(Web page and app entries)
--- START ---

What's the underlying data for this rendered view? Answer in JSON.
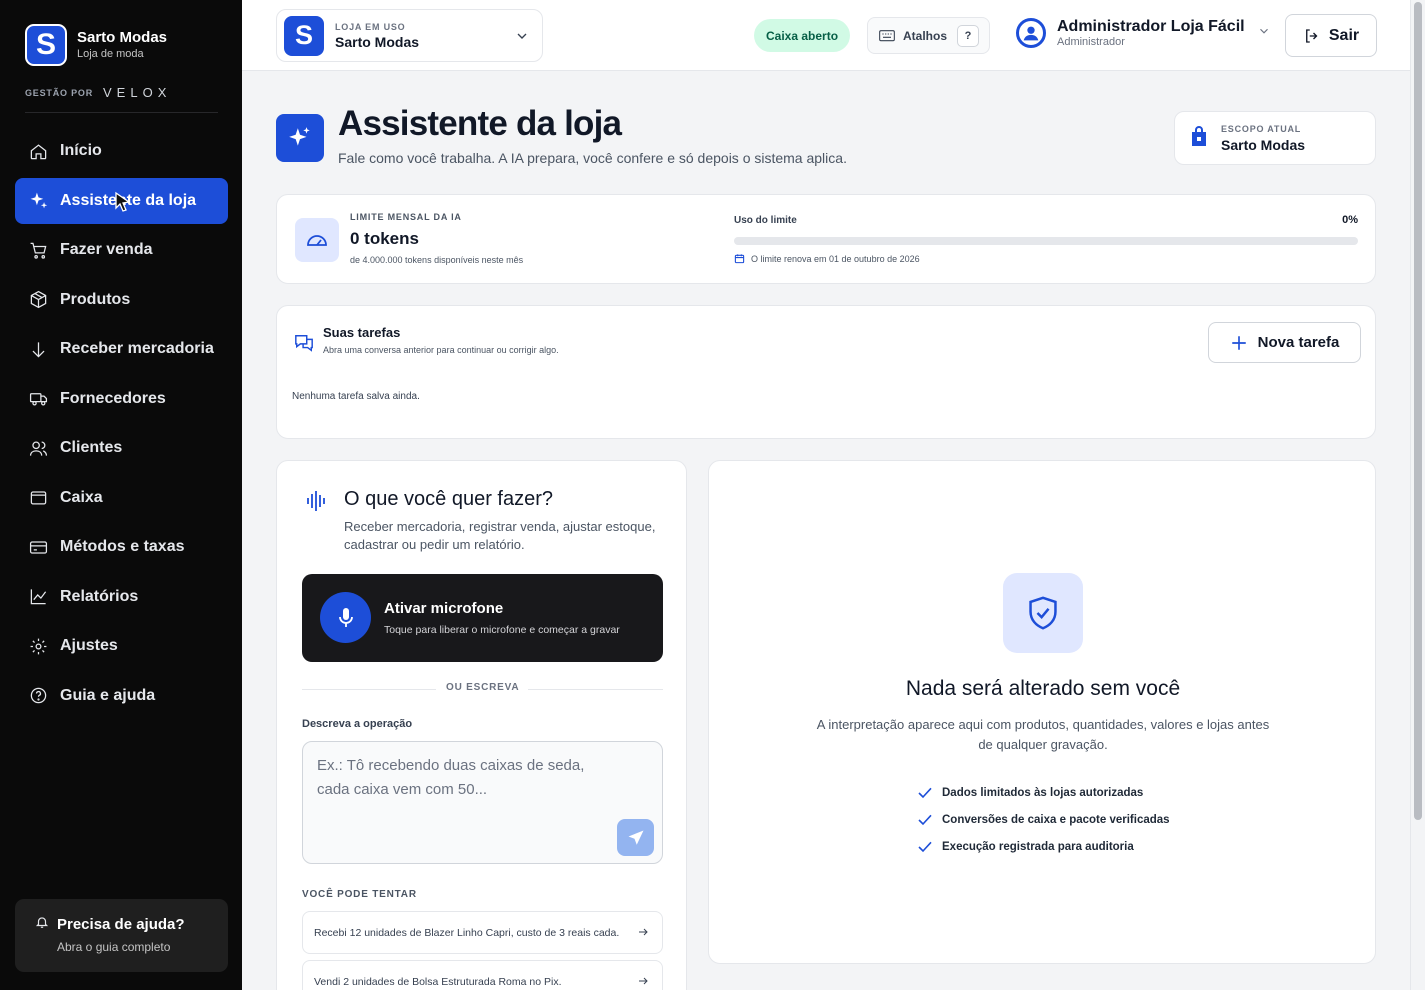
{
  "brand": {
    "logo": "S",
    "name": "Sarto Modas",
    "subtitle": "Loja de moda",
    "powered_label": "GESTÃO POR",
    "powered_brand": "VELOX"
  },
  "nav": {
    "items": [
      {
        "label": "Início",
        "icon": "home-icon"
      },
      {
        "label": "Assistente da loja",
        "icon": "sparkle-icon",
        "active": true
      },
      {
        "label": "Fazer venda",
        "icon": "cart-icon"
      },
      {
        "label": "Produtos",
        "icon": "box-icon"
      },
      {
        "label": "Receber mercadoria",
        "icon": "arrow-down-icon"
      },
      {
        "label": "Fornecedores",
        "icon": "truck-icon"
      },
      {
        "label": "Clientes",
        "icon": "users-icon"
      },
      {
        "label": "Caixa",
        "icon": "wallet-icon"
      },
      {
        "label": "Métodos e taxas",
        "icon": "credit-card-icon"
      },
      {
        "label": "Relatórios",
        "icon": "chart-icon"
      },
      {
        "label": "Ajustes",
        "icon": "gear-icon"
      },
      {
        "label": "Guia e ajuda",
        "icon": "help-icon"
      }
    ]
  },
  "help_card": {
    "title": "Precisa de ajuda?",
    "subtitle": "Abra o guia completo"
  },
  "header": {
    "store_label": "LOJA EM USO",
    "store_name": "Sarto Modas",
    "store_logo": "S",
    "cash_status": "Caixa aberto",
    "shortcuts_label": "Atalhos",
    "shortcuts_key": "?",
    "user_name": "Administrador Loja Fácil",
    "user_role": "Administrador",
    "logout_label": "Sair"
  },
  "page": {
    "title": "Assistente da loja",
    "subtitle": "Fale como você trabalha. A IA prepara, você confere e só depois o sistema aplica.",
    "scope_label": "ESCOPO ATUAL",
    "scope_value": "Sarto Modas"
  },
  "limit": {
    "label": "LIMITE MENSAL DA IA",
    "value": "0 tokens",
    "subtitle": "de 4.000.000 tokens disponíveis neste mês",
    "usage_label": "Uso do limite",
    "usage_percent_text": "0%",
    "usage_fraction": 0,
    "renew_text": "O limite renova em 01 de outubro de 2026"
  },
  "tasks": {
    "title": "Suas tarefas",
    "subtitle": "Abra uma conversa anterior para continuar ou corrigir algo.",
    "new_label": "Nova tarefa",
    "empty_text": "Nenhuma tarefa salva ainda."
  },
  "composer": {
    "title": "O que você quer fazer?",
    "subtitle": "Receber mercadoria, registrar venda, ajustar estoque, cadastrar ou pedir um relatório.",
    "mic_title": "Ativar microfone",
    "mic_subtitle": "Toque para liberar o microfone e começar a gravar",
    "or_label": "OU ESCREVA",
    "desc_label": "Descreva a operação",
    "desc_placeholder": "Ex.: Tô recebendo duas caixas de seda, cada caixa vem com 50...",
    "try_label": "VOCÊ PODE TENTAR",
    "suggestions": [
      "Recebi 12 unidades de Blazer Linho Capri, custo de 3 reais cada.",
      "Vendi 2 unidades de Bolsa Estruturada Roma no Pix."
    ]
  },
  "preview": {
    "title": "Nada será alterado sem você",
    "subtitle": "A interpretação aparece aqui com produtos, quantidades, valores e lojas antes de qualquer gravação.",
    "checks": [
      "Dados limitados às lojas autorizadas",
      "Conversões de caixa e pacote verificadas",
      "Execução registrada para auditoria"
    ]
  },
  "colors": {
    "accent": "#1d4ed8",
    "sidebar": "#0a0a0a",
    "success_bg": "#d1fae5",
    "success_text": "#065f46"
  }
}
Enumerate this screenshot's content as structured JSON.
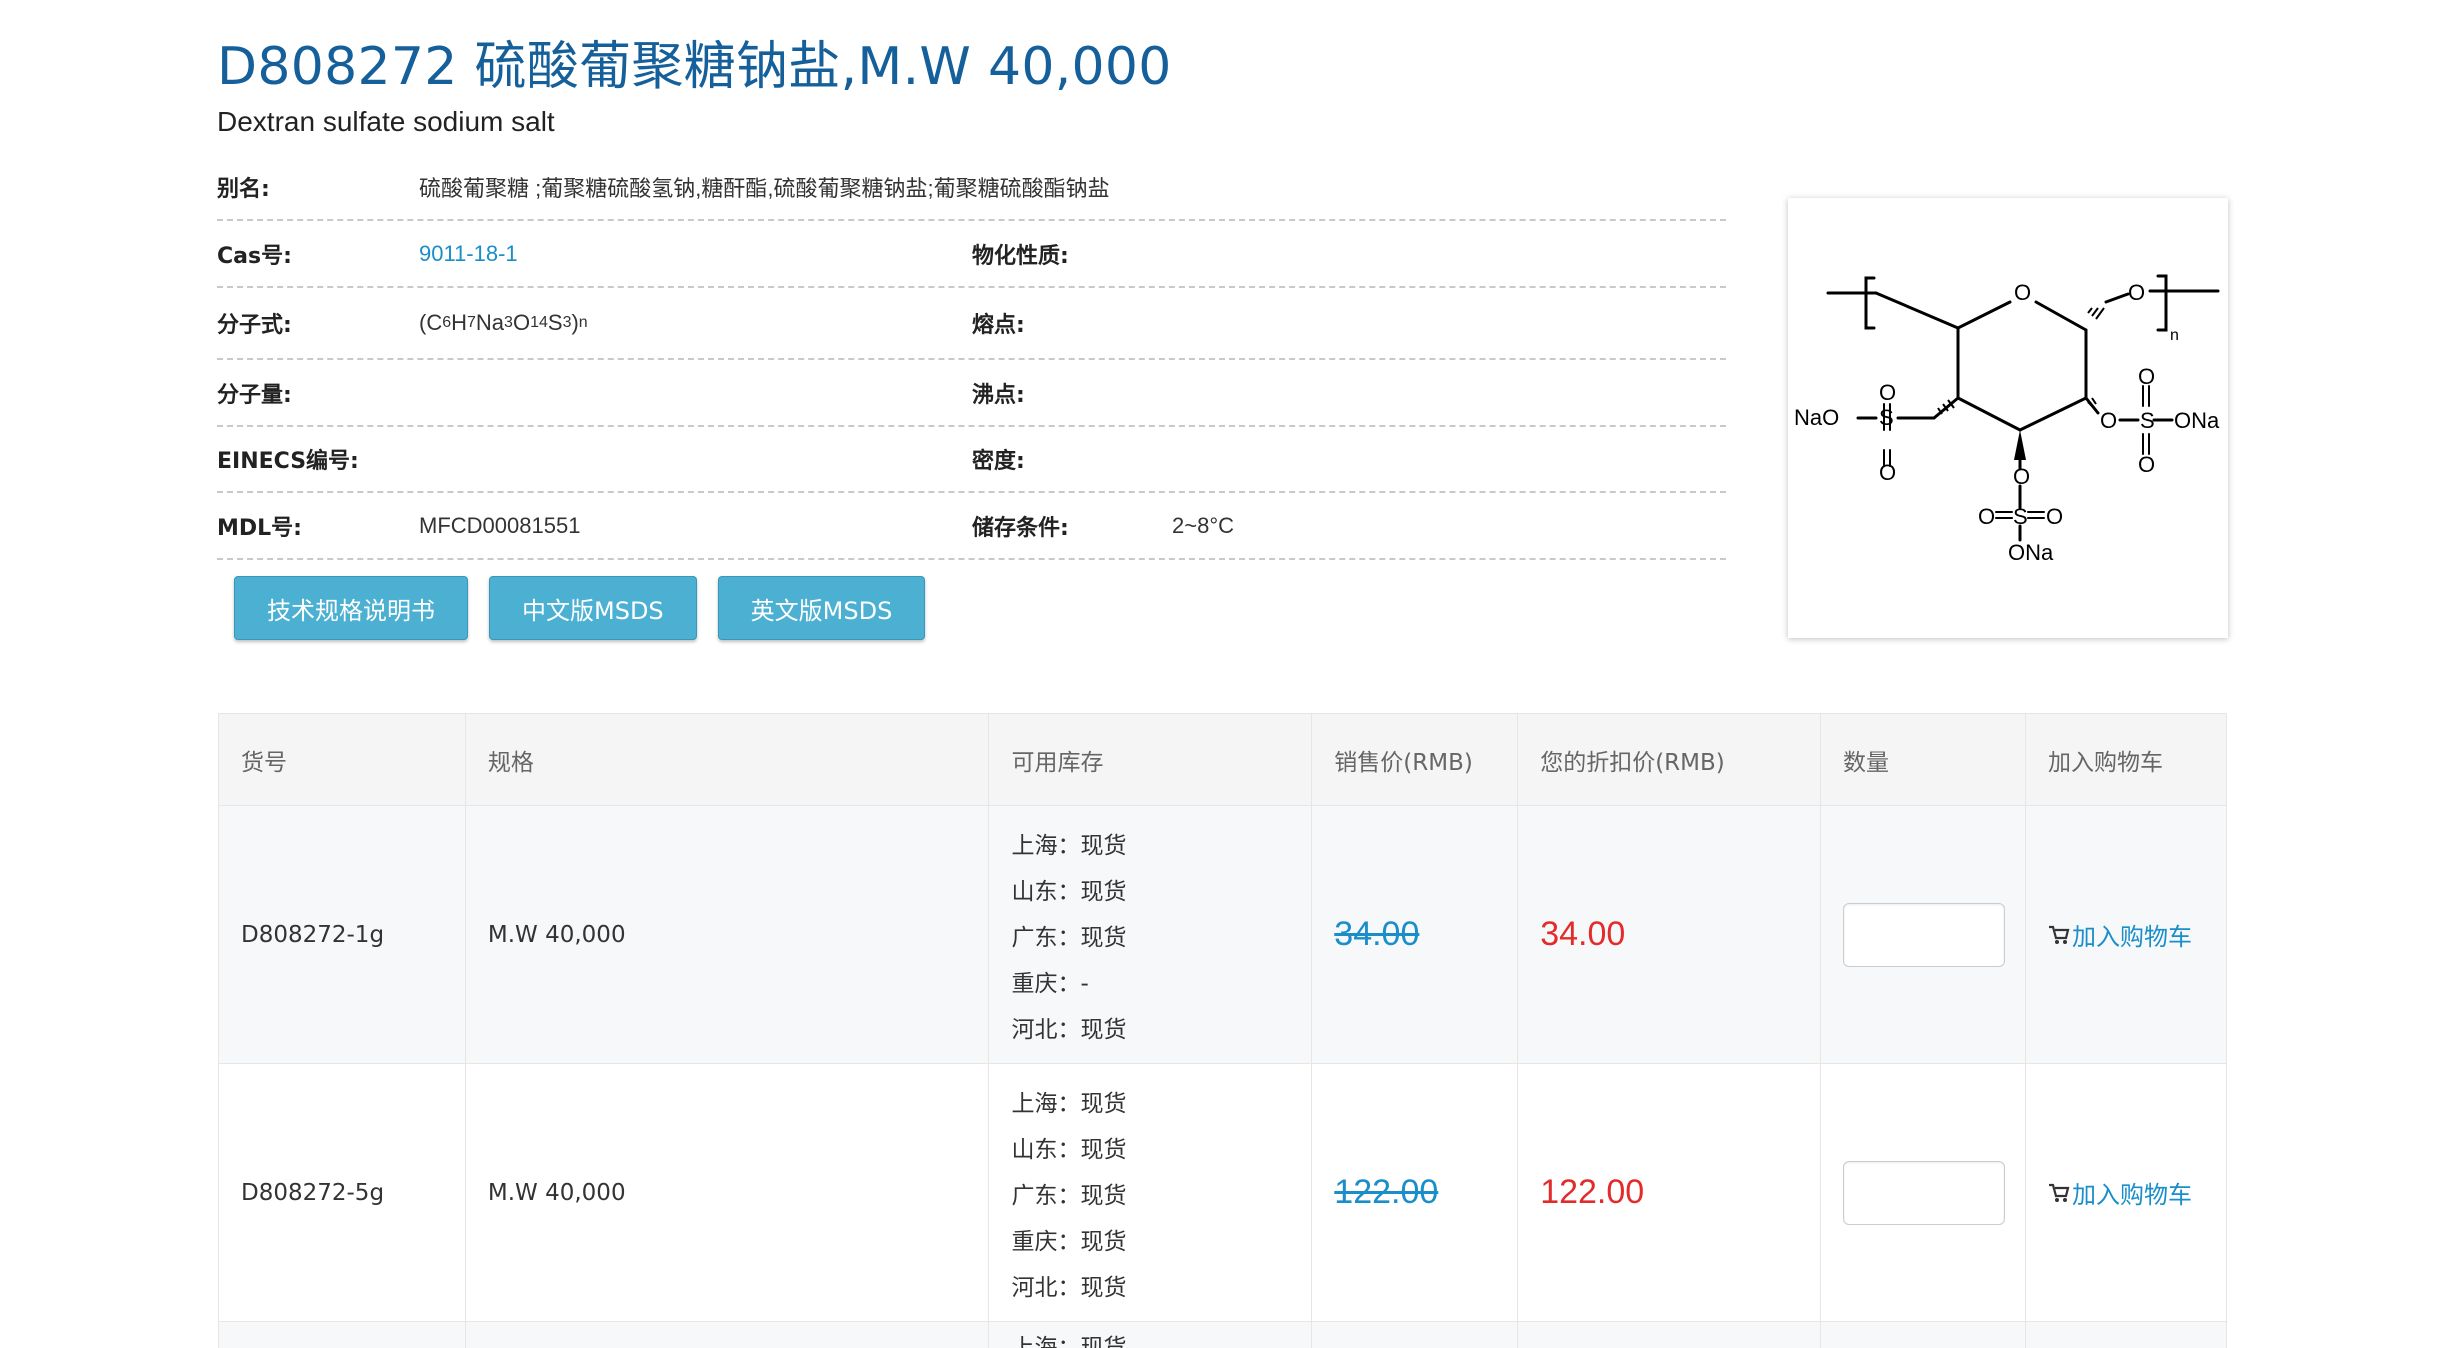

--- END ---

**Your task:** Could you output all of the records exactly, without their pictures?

**Solved exercise:**
What's the underlying data for this rendered view? Answer in JSON.
{
  "brand": {
    "logo": "S",
    "name": "Sarto Modas",
    "subtitle": "Loja de moda",
    "powered_label": "GESTÃO POR",
    "powered_brand": "VELOX"
  },
  "nav": {
    "items": [
      {
        "label": "Início",
        "icon": "home-icon"
      },
      {
        "label": "Assistente da loja",
        "icon": "sparkle-icon",
        "active": true
      },
      {
        "label": "Fazer venda",
        "icon": "cart-icon"
      },
      {
        "label": "Produtos",
        "icon": "box-icon"
      },
      {
        "label": "Receber mercadoria",
        "icon": "arrow-down-icon"
      },
      {
        "label": "Fornecedores",
        "icon": "truck-icon"
      },
      {
        "label": "Clientes",
        "icon": "users-icon"
      },
      {
        "label": "Caixa",
        "icon": "wallet-icon"
      },
      {
        "label": "Métodos e taxas",
        "icon": "credit-card-icon"
      },
      {
        "label": "Relatórios",
        "icon": "chart-icon"
      },
      {
        "label": "Ajustes",
        "icon": "gear-icon"
      },
      {
        "label": "Guia e ajuda",
        "icon": "help-icon"
      }
    ]
  },
  "help_card": {
    "title": "Precisa de ajuda?",
    "subtitle": "Abra o guia completo"
  },
  "header": {
    "store_label": "LOJA EM USO",
    "store_name": "Sarto Modas",
    "store_logo": "S",
    "cash_status": "Caixa aberto",
    "shortcuts_label": "Atalhos",
    "shortcuts_key": "?",
    "user_name": "Administrador Loja Fácil",
    "user_role": "Administrador",
    "logout_label": "Sair"
  },
  "page": {
    "title": "Assistente da loja",
    "subtitle": "Fale como você trabalha. A IA prepara, você confere e só depois o sistema aplica.",
    "scope_label": "ESCOPO ATUAL",
    "scope_value": "Sarto Modas"
  },
  "limit": {
    "label": "LIMITE MENSAL DA IA",
    "value": "0 tokens",
    "subtitle": "de 4.000.000 tokens disponíveis neste mês",
    "usage_label": "Uso do limite",
    "usage_percent_text": "0%",
    "usage_fraction": 0,
    "renew_text": "O limite renova em 01 de outubro de 2026"
  },
  "tasks": {
    "title": "Suas tarefas",
    "subtitle": "Abra uma conversa anterior para continuar ou corrigir algo.",
    "new_label": "Nova tarefa",
    "empty_text": "Nenhuma tarefa salva ainda."
  },
  "composer": {
    "title": "O que você quer fazer?",
    "subtitle": "Receber mercadoria, registrar venda, ajustar estoque, cadastrar ou pedir um relatório.",
    "mic_title": "Ativar microfone",
    "mic_subtitle": "Toque para liberar o microfone e começar a gravar",
    "or_label": "OU ESCREVA",
    "desc_label": "Descreva a operação",
    "desc_placeholder": "Ex.: Tô recebendo duas caixas de seda, cada caixa vem com 50...",
    "try_label": "VOCÊ PODE TENTAR",
    "suggestions": [
      "Recebi 12 unidades de Blazer Linho Capri, custo de 3 reais cada.",
      "Vendi 2 unidades de Bolsa Estruturada Roma no Pix."
    ]
  },
  "preview": {
    "title": "Nada será alterado sem você",
    "subtitle": "A interpretação aparece aqui com produtos, quantidades, valores e lojas antes de qualquer gravação.",
    "checks": [
      "Dados limitados às lojas autorizadas",
      "Conversões de caixa e pacote verificadas",
      "Execução registrada para auditoria"
    ]
  },
  "colors": {
    "accent": "#1d4ed8",
    "sidebar": "#0a0a0a",
    "success_bg": "#d1fae5",
    "success_text": "#065f46"
  }
}
Enumerate this screenshot's content as structured JSON.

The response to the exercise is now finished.